Task directions —
Please copy out the lines in the entries that contain "content".
#####
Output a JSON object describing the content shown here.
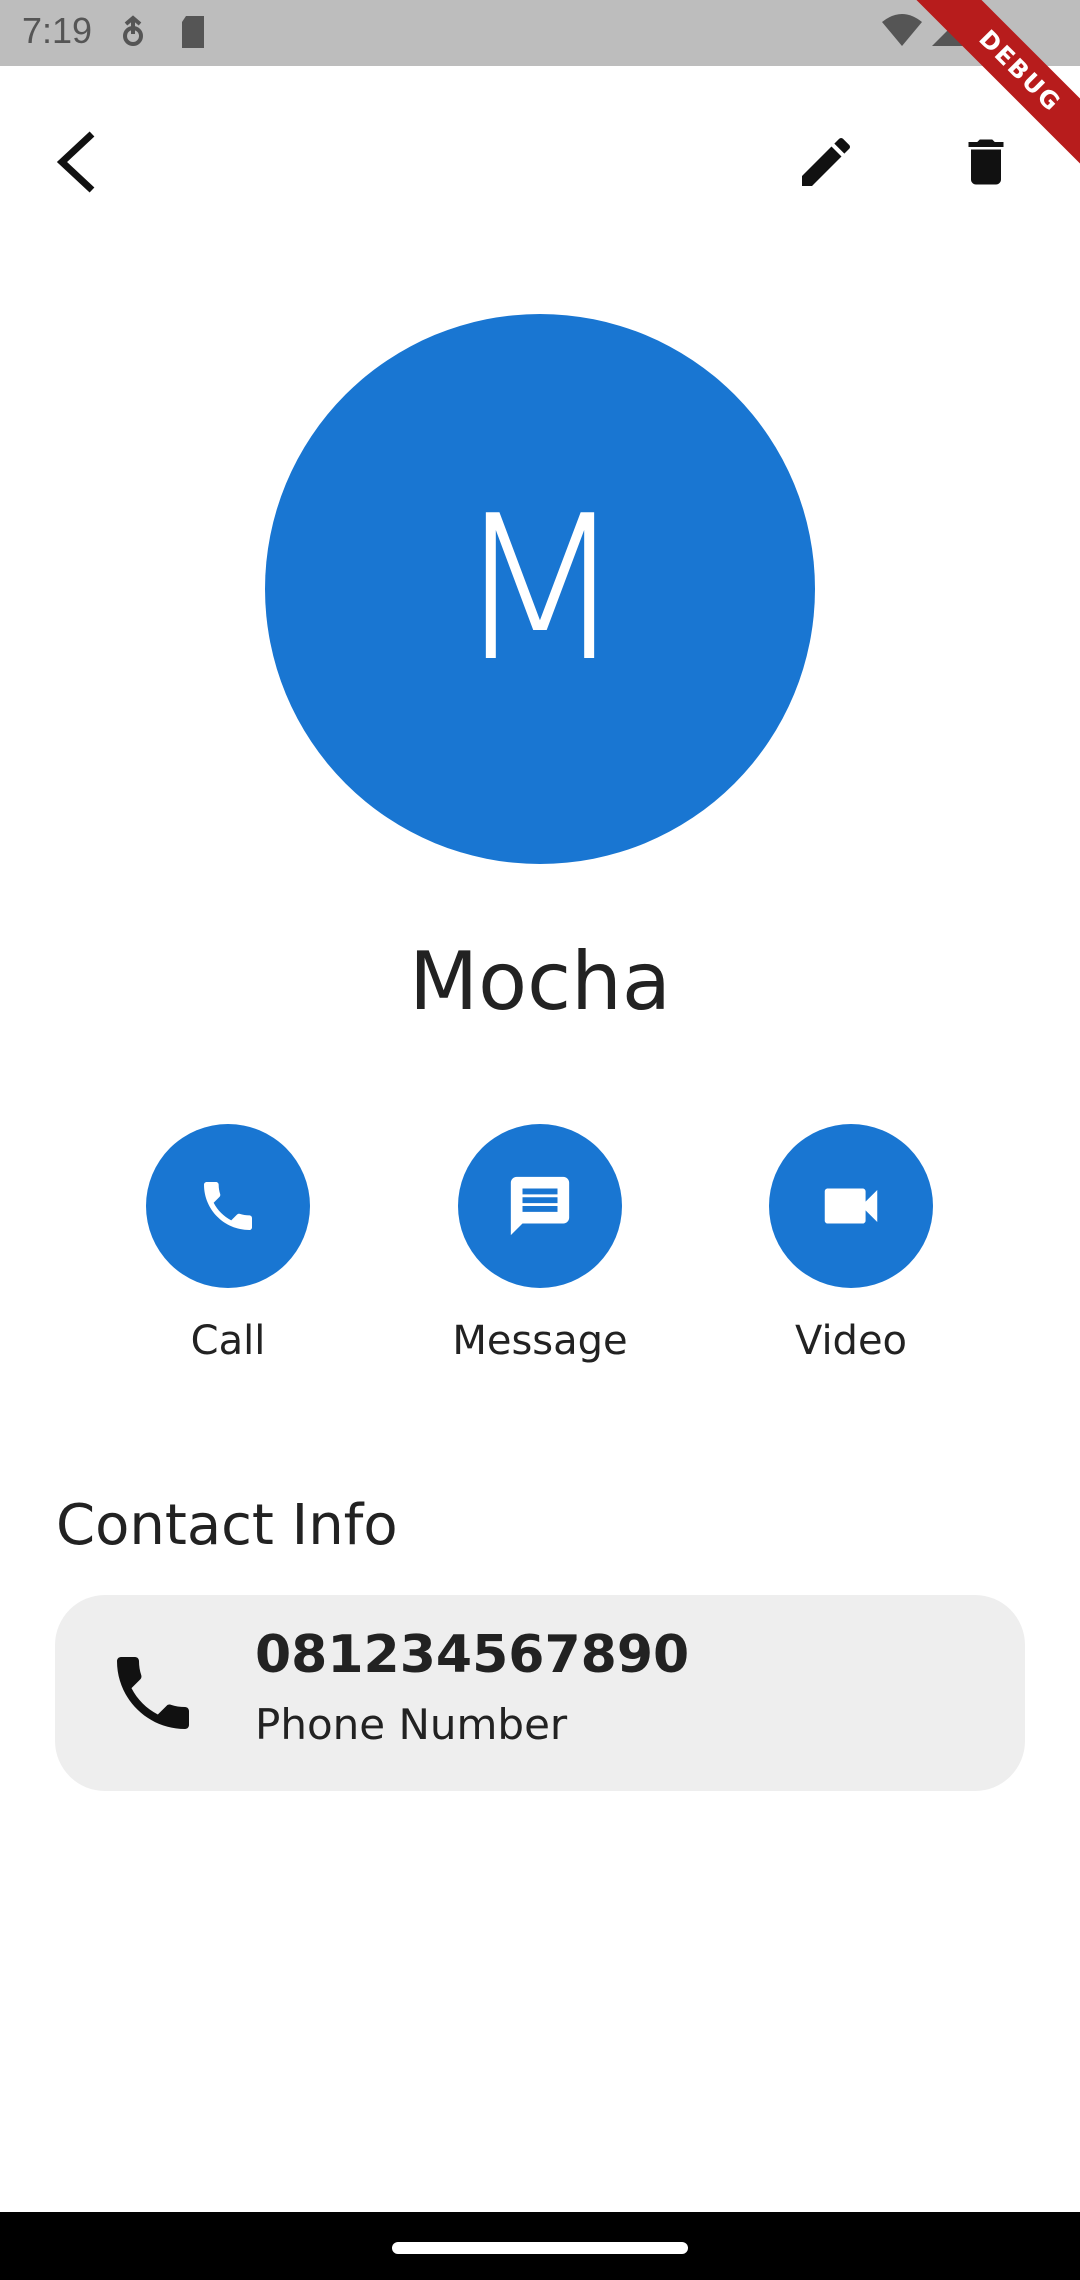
{
  "status_bar": {
    "time": "7:19"
  },
  "debug_banner": {
    "label": "DEBUG"
  },
  "contact": {
    "initial": "M",
    "name": "Mocha"
  },
  "actions": [
    {
      "label": "Call",
      "icon": "phone-icon"
    },
    {
      "label": "Message",
      "icon": "message-icon"
    },
    {
      "label": "Video",
      "icon": "videocam-icon"
    }
  ],
  "contact_info": {
    "title": "Contact Info",
    "items": [
      {
        "value": "081234567890",
        "label": "Phone Number",
        "icon": "phone-icon"
      }
    ]
  },
  "colors": {
    "accent": "#1976d2",
    "card": "#eeeeee",
    "status_bar": "#bdbdbd"
  }
}
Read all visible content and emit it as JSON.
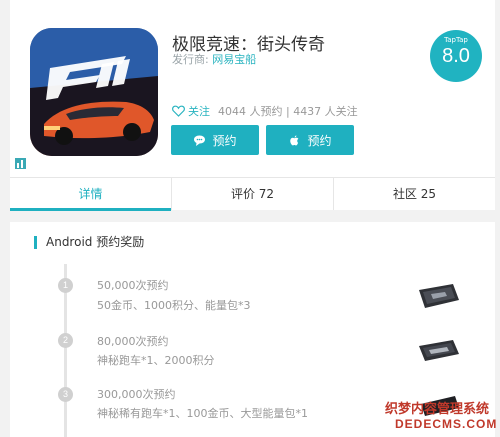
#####
Response area —
Output a JSON object describing the content shown here.
Read all visible content and emit it as JSON.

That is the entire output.